## TASK STATEMENT
For each line below that holds the word "preview", make a copy.

## DATA SUPPLIED
☆ ☆ ☆

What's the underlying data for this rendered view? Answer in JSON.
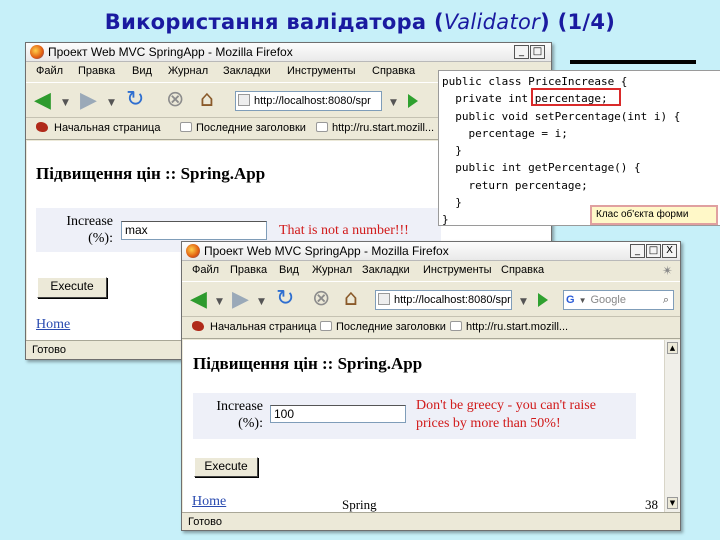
{
  "slide": {
    "title_main": "Використання валідатора (",
    "title_italic": "Validator",
    "title_end": ") (1/4)",
    "footer_text": "Spring",
    "page_number": "38"
  },
  "browser": {
    "window_title": "Проект Web MVC SpringApp - Mozilla Firefox",
    "menu": [
      "Файл",
      "Правка",
      "Вид",
      "Журнал",
      "Закладки",
      "Инструменты",
      "Справка"
    ],
    "url": "http://localhost:8080/spr",
    "search_placeholder": "Google",
    "bookmarks": [
      "Начальная страница",
      "Последние заголовки",
      "http://ru.start.mozill..."
    ],
    "status": "Готово",
    "win_controls": [
      "_",
      "□",
      "X"
    ]
  },
  "page": {
    "title": "Підвищення цін :: Spring.App",
    "increase_label_line1": "Increase",
    "increase_label_line2": "(%):",
    "execute_label": "Execute",
    "home_link": "Home"
  },
  "window1": {
    "input_value": "max",
    "error": "That is not a number!!!"
  },
  "window2": {
    "input_value": "100",
    "error_line1": "Don't be greecy - you can't raise",
    "error_line2": "prices by more than 50%!"
  },
  "code": {
    "lines": [
      "public class PriceIncrease {",
      "  private int percentage;",
      "  public void setPercentage(int i) {",
      "    percentage = i;",
      "  }",
      "  public int getPercentage() {",
      "    return percentage;",
      "  }",
      "}"
    ],
    "highlight": "percentage;",
    "callout": "Клас об'єкта форми"
  },
  "colors": {
    "slide_bg": "#c7f0f9",
    "title_color": "#1a1aa0",
    "error_color": "#d11a1a",
    "link_color": "#2a4bb0",
    "highlight_color": "#d92a2a"
  }
}
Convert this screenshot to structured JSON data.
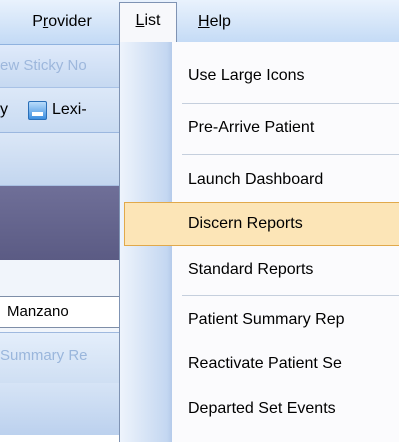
{
  "menubar": {
    "items": [
      {
        "label": "Provider"
      },
      {
        "label": "List"
      },
      {
        "label": "Help"
      }
    ]
  },
  "toolbar": {
    "sticky_note": "ew Sticky No",
    "y_fragment": "y",
    "lexi_label": "Lexi-"
  },
  "patient_tab": {
    "label": "Manzano"
  },
  "summary_bar": {
    "label": "Summary Re"
  },
  "list_menu": {
    "items": [
      {
        "label": "Use Large Icons"
      },
      {
        "label": "Pre-Arrive Patient"
      },
      {
        "label": "Launch Dashboard"
      },
      {
        "label": "Discern Reports",
        "highlighted": true
      },
      {
        "label": "Standard Reports"
      },
      {
        "label": "Patient Summary Rep"
      },
      {
        "label": "Reactivate Patient Se"
      },
      {
        "label": "Departed Set Events"
      }
    ]
  },
  "colors": {
    "highlight_fill": "#fce5b7",
    "highlight_border": "#e1a94b",
    "purple_band": "#6f6f98"
  }
}
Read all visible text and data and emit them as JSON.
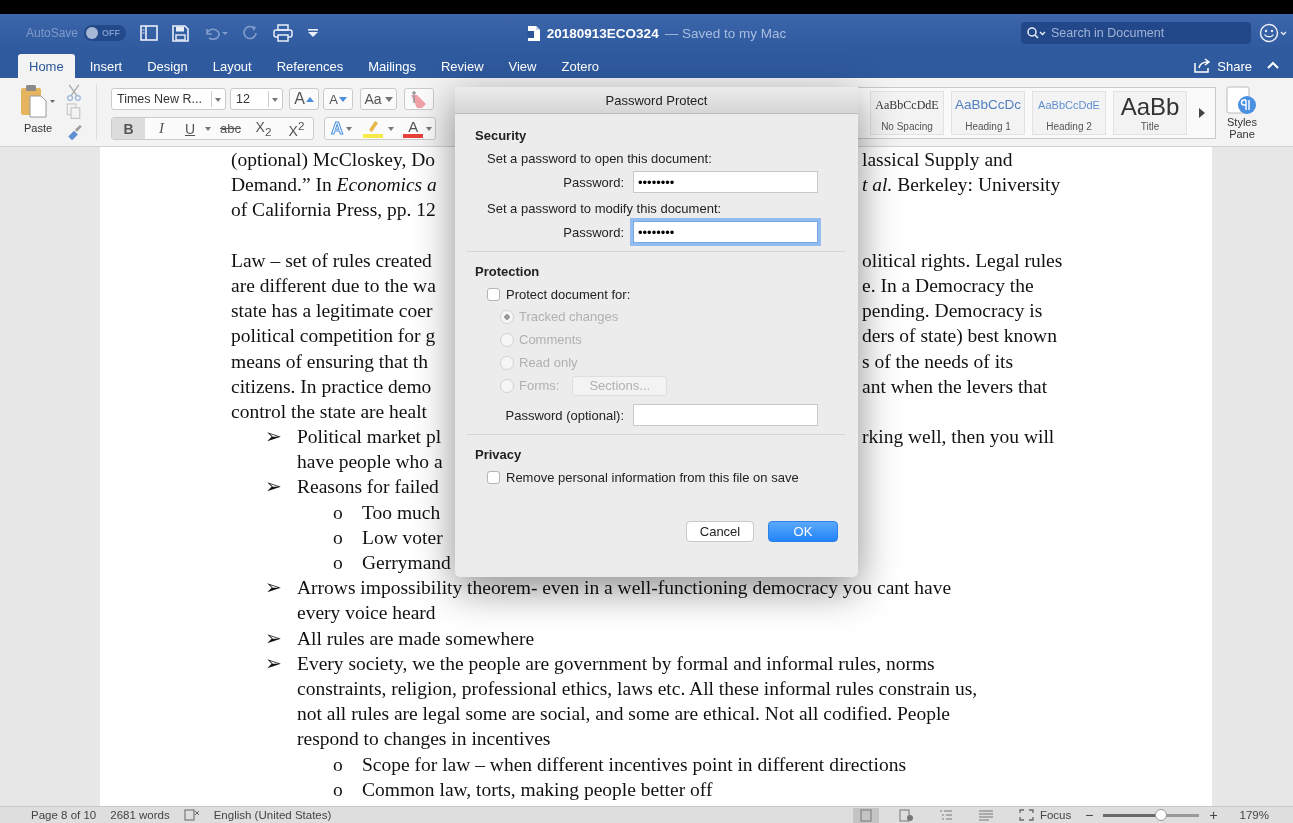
{
  "title_bar": {
    "autosave_label": "AutoSave",
    "autosave": {
      "label": "OFF",
      "on": false
    },
    "doc_name": "20180913ECO324",
    "doc_status": "— Saved to my Mac",
    "search": {
      "placeholder": "Search in Document"
    }
  },
  "tabs": [
    {
      "label": "Home",
      "selected": true
    },
    {
      "label": "Insert",
      "selected": false
    },
    {
      "label": "Design",
      "selected": false
    },
    {
      "label": "Layout",
      "selected": false
    },
    {
      "label": "References",
      "selected": false
    },
    {
      "label": "Mailings",
      "selected": false
    },
    {
      "label": "Review",
      "selected": false
    },
    {
      "label": "View",
      "selected": false
    },
    {
      "label": "Zotero",
      "selected": false
    }
  ],
  "share": {
    "label": "Share"
  },
  "ribbon": {
    "paste": "Paste",
    "font_name": "Times New R...",
    "font_size": "12",
    "font_buttons": [
      {
        "kind": "grow",
        "label": "A"
      },
      {
        "kind": "shrink",
        "label": "A"
      },
      {
        "kind": "case",
        "label": "Aa"
      },
      {
        "kind": "clear"
      }
    ],
    "format_buttons": [
      {
        "kind": "bold",
        "label": "B",
        "selected": true
      },
      {
        "kind": "italic",
        "label": "I",
        "selected": false
      },
      {
        "kind": "underline",
        "label": "U",
        "selected": false
      },
      {
        "kind": "strike",
        "label": "abc",
        "selected": false
      },
      {
        "kind": "subscript",
        "label": "X$_{2}$",
        "selected": false
      },
      {
        "kind": "superscript",
        "label": "X$^{2}$",
        "selected": false
      }
    ],
    "color_buttons": [
      {
        "kind": "effects",
        "label": "A"
      },
      {
        "kind": "highlight",
        "color": "#f7ea4a"
      },
      {
        "kind": "font-color",
        "label": "A",
        "color": "#e8413c"
      }
    ],
    "styles": [
      {
        "kind": "plain",
        "preview": "AaBbCcDdE",
        "label": "No Spacing"
      },
      {
        "kind": "heading1",
        "preview": "AaBbCcDc",
        "label": "Heading 1"
      },
      {
        "kind": "heading2",
        "preview": "AaBbCcDdE",
        "label": "Heading 2"
      },
      {
        "kind": "title",
        "preview": "AaBb",
        "label": "Title"
      }
    ],
    "styles_pane": "Styles Pane"
  },
  "document": {
    "blocks": [
      {
        "kind": "para",
        "lines": [
          {
            "left": "(optional) McCloskey, Do",
            "right": "lassical Supply and"
          },
          {
            "left": "Demand.” In *Economics a*",
            "right": "*t al.* Berkeley: University"
          },
          {
            "left": "of California Press, pp. 12"
          }
        ]
      },
      {
        "kind": "para",
        "lines": [
          {
            "left": "Law – set of rules created",
            "right": "olitical rights. Legal rules"
          },
          {
            "left": "are different due to the wa",
            "right": "e. In a Democracy the"
          },
          {
            "left": "state has a legitimate coer",
            "right": "pending. Democracy is"
          },
          {
            "left": "political competition for g",
            "right": "ders of state) best known"
          },
          {
            "left": "means of ensuring that th",
            "right": "s of the needs of its"
          },
          {
            "left": "citizens. In practice demo",
            "right": "ant when the levers that"
          },
          {
            "left": "control the state are healt"
          }
        ]
      },
      {
        "kind": "bullet",
        "bullet": "➢",
        "lines": [
          {
            "left": "Political market pl",
            "right": "rking well, then you will"
          },
          {
            "left": "have people who a"
          }
        ]
      },
      {
        "kind": "bullet",
        "bullet": "➢",
        "lines": [
          {
            "left": "Reasons for failed"
          }
        ],
        "children": [
          {
            "kind": "bullet",
            "bullet": "o",
            "lines": [
              {
                "left": "Too much"
              }
            ]
          },
          {
            "kind": "bullet",
            "bullet": "o",
            "lines": [
              {
                "left": "Low voter"
              }
            ]
          },
          {
            "kind": "bullet",
            "bullet": "o",
            "lines": [
              {
                "left": "Gerrymand"
              }
            ]
          }
        ]
      },
      {
        "kind": "bullet",
        "bullet": "➢",
        "lines": [
          {
            "left": "Arrows impossibility theorem- even in a well-functioning democracy you cant have"
          },
          {
            "left": "every voice heard"
          }
        ]
      },
      {
        "kind": "bullet",
        "bullet": "➢",
        "lines": [
          {
            "left": "All rules are made somewhere"
          }
        ]
      },
      {
        "kind": "bullet",
        "bullet": "➢",
        "lines": [
          {
            "left": "Every society, we the people are government by formal and informal rules, norms"
          },
          {
            "left": "constraints, religion, professional ethics, laws etc. All these informal rules constrain us,"
          },
          {
            "left": "not all rules are legal some are social, and some are ethical. Not all codified. People"
          },
          {
            "left": "respond to changes in incentives"
          }
        ],
        "children": [
          {
            "kind": "bullet",
            "bullet": "o",
            "lines": [
              {
                "left": "Scope for law – when different incentives point in different directions"
              }
            ]
          },
          {
            "kind": "bullet",
            "bullet": "o",
            "lines": [
              {
                "left": "Common law, torts, making people better off"
              }
            ]
          }
        ]
      }
    ]
  },
  "dialog": {
    "title": "Password Protect",
    "security": {
      "heading": "Security",
      "fields": [
        {
          "prompt": "Set a password to open this document:",
          "label": "Password:",
          "value": "••••••••",
          "focused": false
        },
        {
          "prompt": "Set a password to modify this document:",
          "label": "Password:",
          "value": "••••••••",
          "focused": true
        }
      ]
    },
    "protection": {
      "heading": "Protection",
      "checkbox": {
        "label": "Protect document for:",
        "checked": false
      },
      "options": [
        {
          "label": "Tracked changes",
          "selected": true,
          "disabled": true
        },
        {
          "label": "Comments",
          "selected": false,
          "disabled": true
        },
        {
          "label": "Read only",
          "selected": false,
          "disabled": true
        },
        {
          "label": "Forms:",
          "selected": false,
          "disabled": true,
          "button": {
            "label": "Sections...",
            "disabled": true
          }
        }
      ],
      "password": {
        "label": "Password (optional):"
      }
    },
    "privacy": {
      "heading": "Privacy",
      "checkbox": {
        "label": "Remove personal information from this file on save",
        "checked": false
      }
    },
    "buttons": [
      {
        "label": "Cancel",
        "kind": "cancel"
      },
      {
        "label": "OK",
        "kind": "default"
      }
    ]
  },
  "status_bar": {
    "page": "Page 8 of 10",
    "words": "2681 words",
    "language": "English (United States)",
    "views": [
      {
        "kind": "print",
        "selected": true
      },
      {
        "kind": "web",
        "selected": false
      },
      {
        "kind": "outline",
        "selected": false
      },
      {
        "kind": "draft",
        "selected": false
      }
    ],
    "focus": "Focus",
    "zoom": {
      "minus": "−",
      "plus": "+",
      "level": 0.6,
      "reading": "179%"
    }
  }
}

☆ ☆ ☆

## ANSWER SECTION
        "preview": "AaBbCcDdE",
        "preview": "AaBbCcDc",
        "preview": "AaBbCcDdE",
        "preview": "AaBb",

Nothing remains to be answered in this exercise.